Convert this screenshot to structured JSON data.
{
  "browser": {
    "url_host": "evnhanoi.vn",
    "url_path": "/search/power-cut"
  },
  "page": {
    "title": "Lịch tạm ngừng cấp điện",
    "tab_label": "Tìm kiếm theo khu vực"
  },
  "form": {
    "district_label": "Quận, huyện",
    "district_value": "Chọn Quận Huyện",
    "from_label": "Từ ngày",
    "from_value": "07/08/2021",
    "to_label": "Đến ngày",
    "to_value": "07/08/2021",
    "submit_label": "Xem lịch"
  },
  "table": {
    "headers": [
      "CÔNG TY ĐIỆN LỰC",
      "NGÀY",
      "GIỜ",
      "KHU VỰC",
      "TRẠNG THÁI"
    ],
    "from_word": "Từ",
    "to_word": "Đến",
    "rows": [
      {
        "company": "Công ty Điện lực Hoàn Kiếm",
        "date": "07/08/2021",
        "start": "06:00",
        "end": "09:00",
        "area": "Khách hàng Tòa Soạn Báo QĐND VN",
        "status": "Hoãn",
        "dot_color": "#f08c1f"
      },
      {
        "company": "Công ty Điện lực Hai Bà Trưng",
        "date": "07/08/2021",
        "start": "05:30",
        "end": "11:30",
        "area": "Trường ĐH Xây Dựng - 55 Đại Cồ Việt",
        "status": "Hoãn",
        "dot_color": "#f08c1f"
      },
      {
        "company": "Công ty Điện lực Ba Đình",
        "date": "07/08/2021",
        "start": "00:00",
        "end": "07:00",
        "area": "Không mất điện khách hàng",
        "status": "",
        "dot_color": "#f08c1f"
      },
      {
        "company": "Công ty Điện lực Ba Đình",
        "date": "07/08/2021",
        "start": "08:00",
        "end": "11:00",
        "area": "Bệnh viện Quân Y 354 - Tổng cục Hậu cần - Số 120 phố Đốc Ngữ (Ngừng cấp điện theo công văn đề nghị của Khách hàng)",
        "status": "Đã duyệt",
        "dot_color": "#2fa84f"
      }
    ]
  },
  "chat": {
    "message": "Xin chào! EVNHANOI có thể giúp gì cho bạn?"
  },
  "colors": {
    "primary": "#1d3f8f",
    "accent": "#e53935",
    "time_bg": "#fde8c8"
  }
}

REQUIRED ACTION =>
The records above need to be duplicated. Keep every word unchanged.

REPLY =>
Convert this screenshot to structured JSON data.
{
  "browser": {
    "url_host": "evnhanoi.vn",
    "url_path": "/search/power-cut"
  },
  "page": {
    "title": "Lịch tạm ngừng cấp điện",
    "tab_label": "Tìm kiếm theo khu vực"
  },
  "form": {
    "district_label": "Quận, huyện",
    "district_value": "Chọn Quận Huyện",
    "from_label": "Từ ngày",
    "from_value": "07/08/2021",
    "to_label": "Đến ngày",
    "to_value": "07/08/2021",
    "submit_label": "Xem lịch"
  },
  "table": {
    "headers": [
      "CÔNG TY ĐIỆN LỰC",
      "NGÀY",
      "GIỜ",
      "KHU VỰC",
      "TRẠNG THÁI"
    ],
    "from_word": "Từ",
    "to_word": "Đến",
    "rows": [
      {
        "company": "Công ty Điện lực Hoàn Kiếm",
        "date": "07/08/2021",
        "start": "06:00",
        "end": "09:00",
        "area": "Khách hàng Tòa Soạn Báo QĐND VN",
        "status": "Hoãn",
        "dot_color": "#f08c1f"
      },
      {
        "company": "Công ty Điện lực Hai Bà Trưng",
        "date": "07/08/2021",
        "start": "05:30",
        "end": "11:30",
        "area": "Trường ĐH Xây Dựng - 55 Đại Cồ Việt",
        "status": "Hoãn",
        "dot_color": "#f08c1f"
      },
      {
        "company": "Công ty Điện lực Ba Đình",
        "date": "07/08/2021",
        "start": "00:00",
        "end": "07:00",
        "area": "Không mất điện khách hàng",
        "status": "",
        "dot_color": "#f08c1f"
      },
      {
        "company": "Công ty Điện lực Ba Đình",
        "date": "07/08/2021",
        "start": "08:00",
        "end": "11:00",
        "area": "Bệnh viện Quân Y 354 - Tổng cục Hậu cần - Số 120 phố Đốc Ngữ (Ngừng cấp điện theo công văn đề nghị của Khách hàng)",
        "status": "Đã duyệt",
        "dot_color": "#2fa84f"
      }
    ]
  },
  "chat": {
    "message": "Xin chào! EVNHANOI có thể giúp gì cho bạn?"
  },
  "colors": {
    "primary": "#1d3f8f",
    "accent": "#e53935",
    "time_bg": "#fde8c8"
  }
}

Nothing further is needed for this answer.